Any finishing wax is going to be great for a clear coated paint. Where you need to be careful is cleaner waxes. Be sure the cleaner wax you select is advertised as clear coat safe. If it doesn’t say, move on. Aside from that pick something affordable with and appealing scent and ease of application.
What is the Best Wax for Gel Coat?
Gel Coat is most commonly found on boats and RVs. Boats and RVs live in very harsh conditions. Gel Coat is very prone to oxidation in these conditions. Unless your Gel Coat is brand new you’ll most likely benefit from a cleaner wax with abrasives to help remove the oxidation.
You’ll want to look for wax that contains polymers and other synthetic ingredients to boost its durability. In fact, this would be a good use case for a fully synthetic sealant instead of a wax since durability is king in this realm.
Meguiars Flagship Premium Cleaner/ Wax would be an excellent, affordable choice. If your gelcoat is in particularly rough shape and you are willing to take a two-step approach you could start with Collinite #920 and finish with #925.
What is the Best Wax for Fiberglass?
What is the Best Wax for Single Stage Urethane?
These coatings are much harder than the lacquer paints of yesteryear. If your paint is in a little less than perfect condition you’ll need a cleaner wax with abrasives to correct any damage. If your paint is in good shape any finishing wax will serve you well and really make the urethane pop.
This would be another good case for Meguiars Flagship Premium Cleaner Wax
What is the Best Wax for Single Stage Lacquer?
Old school lacquer paints respond really well to cleaner waxes when minor conditioning is needed to restore the finish’s luster. Meguiars Flagship Premium Cleaner Wax works here as well.
These paints are softer than the newer age urethane paints and benefit more from a really durable wax such as those containing polymers and other synthetic ingredients.
Another option, which is available for all other types of paints as well, if your paint is in great shape is to apply a synthetic sealant and then layer a quality finishing wax on top.
If your paint is good enough to skip the cleaner wax I would shoot for Collinite #845 wax for durability.
What is the Best Wax for Red Paint?
I hate raining on parades but the hard truth is that different waxes do not affect the overall look of different colored cars. The only exception would be single stage paints (paints without a clear coat) that may benefit from a pigmented (colored) wax to help cover up minor imperfections. Even then, the results are hardly noticeable.
Red does go well with the warmth and depth that a good carnauba wax provides however.
What is the Best Wax for Black Paint?
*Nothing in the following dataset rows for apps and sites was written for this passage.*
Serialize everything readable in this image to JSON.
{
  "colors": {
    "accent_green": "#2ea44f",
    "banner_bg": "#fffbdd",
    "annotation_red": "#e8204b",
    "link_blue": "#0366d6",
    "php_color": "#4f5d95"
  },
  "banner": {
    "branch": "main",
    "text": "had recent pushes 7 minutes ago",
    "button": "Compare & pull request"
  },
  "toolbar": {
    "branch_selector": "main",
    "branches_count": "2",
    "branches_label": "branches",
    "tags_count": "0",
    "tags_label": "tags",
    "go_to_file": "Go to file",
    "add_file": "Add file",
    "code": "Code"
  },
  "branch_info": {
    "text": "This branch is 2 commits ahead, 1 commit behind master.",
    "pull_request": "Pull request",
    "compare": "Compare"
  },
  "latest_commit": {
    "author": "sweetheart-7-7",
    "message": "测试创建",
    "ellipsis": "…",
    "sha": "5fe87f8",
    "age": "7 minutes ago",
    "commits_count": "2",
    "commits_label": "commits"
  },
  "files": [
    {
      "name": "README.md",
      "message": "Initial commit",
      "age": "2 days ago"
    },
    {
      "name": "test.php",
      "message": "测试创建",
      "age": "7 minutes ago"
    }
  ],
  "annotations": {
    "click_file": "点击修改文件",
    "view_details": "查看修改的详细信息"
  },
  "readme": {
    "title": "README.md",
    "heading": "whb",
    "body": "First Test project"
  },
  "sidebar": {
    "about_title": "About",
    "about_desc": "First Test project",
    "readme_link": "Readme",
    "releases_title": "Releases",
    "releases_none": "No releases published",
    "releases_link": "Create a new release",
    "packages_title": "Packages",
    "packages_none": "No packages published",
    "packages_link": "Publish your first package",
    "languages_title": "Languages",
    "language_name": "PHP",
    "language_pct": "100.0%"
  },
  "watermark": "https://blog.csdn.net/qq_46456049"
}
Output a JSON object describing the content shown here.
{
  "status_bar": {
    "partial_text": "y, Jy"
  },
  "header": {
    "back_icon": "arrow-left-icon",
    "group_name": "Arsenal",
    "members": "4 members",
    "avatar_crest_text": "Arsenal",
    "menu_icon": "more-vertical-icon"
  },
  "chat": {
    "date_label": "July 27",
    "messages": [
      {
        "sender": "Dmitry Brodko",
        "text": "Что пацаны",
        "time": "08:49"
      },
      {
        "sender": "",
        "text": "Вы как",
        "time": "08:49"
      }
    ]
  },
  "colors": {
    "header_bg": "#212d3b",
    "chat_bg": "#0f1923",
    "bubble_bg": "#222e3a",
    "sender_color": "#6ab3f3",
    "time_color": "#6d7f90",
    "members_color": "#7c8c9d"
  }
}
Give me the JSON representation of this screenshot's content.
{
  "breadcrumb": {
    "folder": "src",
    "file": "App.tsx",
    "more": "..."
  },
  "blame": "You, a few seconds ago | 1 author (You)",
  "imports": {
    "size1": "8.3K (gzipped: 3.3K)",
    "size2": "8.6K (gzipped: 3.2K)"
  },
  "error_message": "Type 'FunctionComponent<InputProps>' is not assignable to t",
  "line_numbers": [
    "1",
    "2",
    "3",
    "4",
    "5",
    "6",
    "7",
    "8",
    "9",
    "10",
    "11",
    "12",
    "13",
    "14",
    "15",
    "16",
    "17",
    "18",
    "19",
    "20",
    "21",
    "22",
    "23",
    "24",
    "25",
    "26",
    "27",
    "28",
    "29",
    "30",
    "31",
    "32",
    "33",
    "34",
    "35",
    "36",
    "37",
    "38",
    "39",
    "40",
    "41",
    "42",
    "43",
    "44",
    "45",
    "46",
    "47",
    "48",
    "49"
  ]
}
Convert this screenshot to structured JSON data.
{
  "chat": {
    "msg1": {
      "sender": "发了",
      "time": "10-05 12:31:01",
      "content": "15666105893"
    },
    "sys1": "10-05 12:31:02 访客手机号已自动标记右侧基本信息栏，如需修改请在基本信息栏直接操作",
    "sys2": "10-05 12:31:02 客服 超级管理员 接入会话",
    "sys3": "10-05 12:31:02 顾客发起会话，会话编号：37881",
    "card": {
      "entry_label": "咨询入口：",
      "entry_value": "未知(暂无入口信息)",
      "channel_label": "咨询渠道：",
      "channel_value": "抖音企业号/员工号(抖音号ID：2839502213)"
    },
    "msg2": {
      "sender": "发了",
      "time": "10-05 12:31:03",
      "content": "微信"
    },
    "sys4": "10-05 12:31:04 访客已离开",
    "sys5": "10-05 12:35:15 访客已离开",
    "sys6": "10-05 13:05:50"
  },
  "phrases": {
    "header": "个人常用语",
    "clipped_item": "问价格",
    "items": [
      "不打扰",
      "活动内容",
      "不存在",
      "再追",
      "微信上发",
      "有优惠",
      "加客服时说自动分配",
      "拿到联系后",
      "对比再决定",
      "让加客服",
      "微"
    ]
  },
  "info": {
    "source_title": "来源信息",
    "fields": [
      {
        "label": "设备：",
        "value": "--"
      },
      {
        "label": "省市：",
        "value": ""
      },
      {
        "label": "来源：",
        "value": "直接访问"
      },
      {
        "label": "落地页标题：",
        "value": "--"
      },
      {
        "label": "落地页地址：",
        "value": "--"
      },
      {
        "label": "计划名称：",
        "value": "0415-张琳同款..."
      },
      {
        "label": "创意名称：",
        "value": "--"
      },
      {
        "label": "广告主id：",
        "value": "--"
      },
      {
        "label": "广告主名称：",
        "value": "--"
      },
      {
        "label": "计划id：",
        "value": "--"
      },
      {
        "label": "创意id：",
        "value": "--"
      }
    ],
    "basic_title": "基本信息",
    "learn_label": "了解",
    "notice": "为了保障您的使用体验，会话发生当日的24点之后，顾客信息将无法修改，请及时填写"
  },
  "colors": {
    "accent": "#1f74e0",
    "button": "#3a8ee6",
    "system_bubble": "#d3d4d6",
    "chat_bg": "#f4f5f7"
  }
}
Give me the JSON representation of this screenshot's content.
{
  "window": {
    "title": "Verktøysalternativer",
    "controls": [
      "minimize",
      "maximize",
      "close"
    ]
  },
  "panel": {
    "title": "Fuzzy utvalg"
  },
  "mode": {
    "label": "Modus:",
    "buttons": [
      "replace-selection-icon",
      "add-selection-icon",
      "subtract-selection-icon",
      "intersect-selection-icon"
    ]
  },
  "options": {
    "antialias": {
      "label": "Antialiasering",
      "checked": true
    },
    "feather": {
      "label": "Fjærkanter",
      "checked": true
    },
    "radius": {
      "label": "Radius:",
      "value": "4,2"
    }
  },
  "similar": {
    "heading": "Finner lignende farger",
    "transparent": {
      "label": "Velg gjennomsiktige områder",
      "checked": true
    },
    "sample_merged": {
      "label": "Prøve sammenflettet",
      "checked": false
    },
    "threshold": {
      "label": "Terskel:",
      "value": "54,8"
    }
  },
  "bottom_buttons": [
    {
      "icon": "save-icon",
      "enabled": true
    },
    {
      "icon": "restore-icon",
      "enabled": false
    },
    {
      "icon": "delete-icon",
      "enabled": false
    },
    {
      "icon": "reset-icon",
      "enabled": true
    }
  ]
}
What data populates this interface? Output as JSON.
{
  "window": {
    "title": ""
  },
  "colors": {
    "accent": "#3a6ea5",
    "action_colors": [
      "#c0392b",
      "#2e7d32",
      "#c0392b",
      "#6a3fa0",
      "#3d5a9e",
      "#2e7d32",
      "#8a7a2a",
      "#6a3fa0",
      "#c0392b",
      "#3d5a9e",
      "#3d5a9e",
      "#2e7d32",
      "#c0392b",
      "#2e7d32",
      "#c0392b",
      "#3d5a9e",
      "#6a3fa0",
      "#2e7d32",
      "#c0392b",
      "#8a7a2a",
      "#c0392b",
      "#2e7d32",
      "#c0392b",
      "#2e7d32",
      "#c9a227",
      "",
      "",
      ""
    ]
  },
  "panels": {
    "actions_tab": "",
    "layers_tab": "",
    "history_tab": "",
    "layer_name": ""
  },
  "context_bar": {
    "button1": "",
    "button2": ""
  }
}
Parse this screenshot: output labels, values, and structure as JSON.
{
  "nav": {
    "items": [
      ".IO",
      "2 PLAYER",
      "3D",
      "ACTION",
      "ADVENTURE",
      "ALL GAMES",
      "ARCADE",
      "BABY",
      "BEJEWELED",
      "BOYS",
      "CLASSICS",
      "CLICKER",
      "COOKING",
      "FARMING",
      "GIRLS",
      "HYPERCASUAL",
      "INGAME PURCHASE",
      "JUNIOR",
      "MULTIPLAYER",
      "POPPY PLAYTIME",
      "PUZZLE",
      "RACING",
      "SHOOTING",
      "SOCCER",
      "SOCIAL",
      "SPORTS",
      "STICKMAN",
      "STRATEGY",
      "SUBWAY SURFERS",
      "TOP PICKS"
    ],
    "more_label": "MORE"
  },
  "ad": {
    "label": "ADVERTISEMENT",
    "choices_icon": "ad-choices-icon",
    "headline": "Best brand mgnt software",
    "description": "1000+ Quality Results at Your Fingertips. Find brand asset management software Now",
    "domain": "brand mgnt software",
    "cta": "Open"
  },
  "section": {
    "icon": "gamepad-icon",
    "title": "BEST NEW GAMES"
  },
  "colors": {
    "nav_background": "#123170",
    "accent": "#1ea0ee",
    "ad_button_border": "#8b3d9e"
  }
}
Just as I stated for Red above, you’re not going to see much difference between different waxes just because your car is black. If your paint is a single stage without a clear coat and has superficial scratches you might receive a very temporary benefit from a black pigmented wax.
I’d honestly rather you use polish or cleaner wax to try and remove the imperfections than cover them up.
If you live in a particular hot and sunny climate, you may benefit from a semi synthetic wax designed to stand up to the higher temperatures black paint can experience.
Finish Kare 1000P Hi-Temp Paste Wax would be excellent for this!
What is the Best Wax for White Paint?
White paint is very forgiving in the reflection department. I have owned several cars and have always opted for a durable hybrid wax or synthetic sealant. Carnauba doesn’t add much to white paint so the extra durability from other technologies is more appreciated.
My personal favorite is Collinite #845. It’s easy to use and lasts a long time.
If you’re trying to make white pop, wax won’t do it on its own. You need to fully decontaminate the paint with a product like Iron-x and compound away any imperfections that are dulling the finish.
Above all else, the best wax is the one you’re most likely to use consistently. So find what you like and use it often!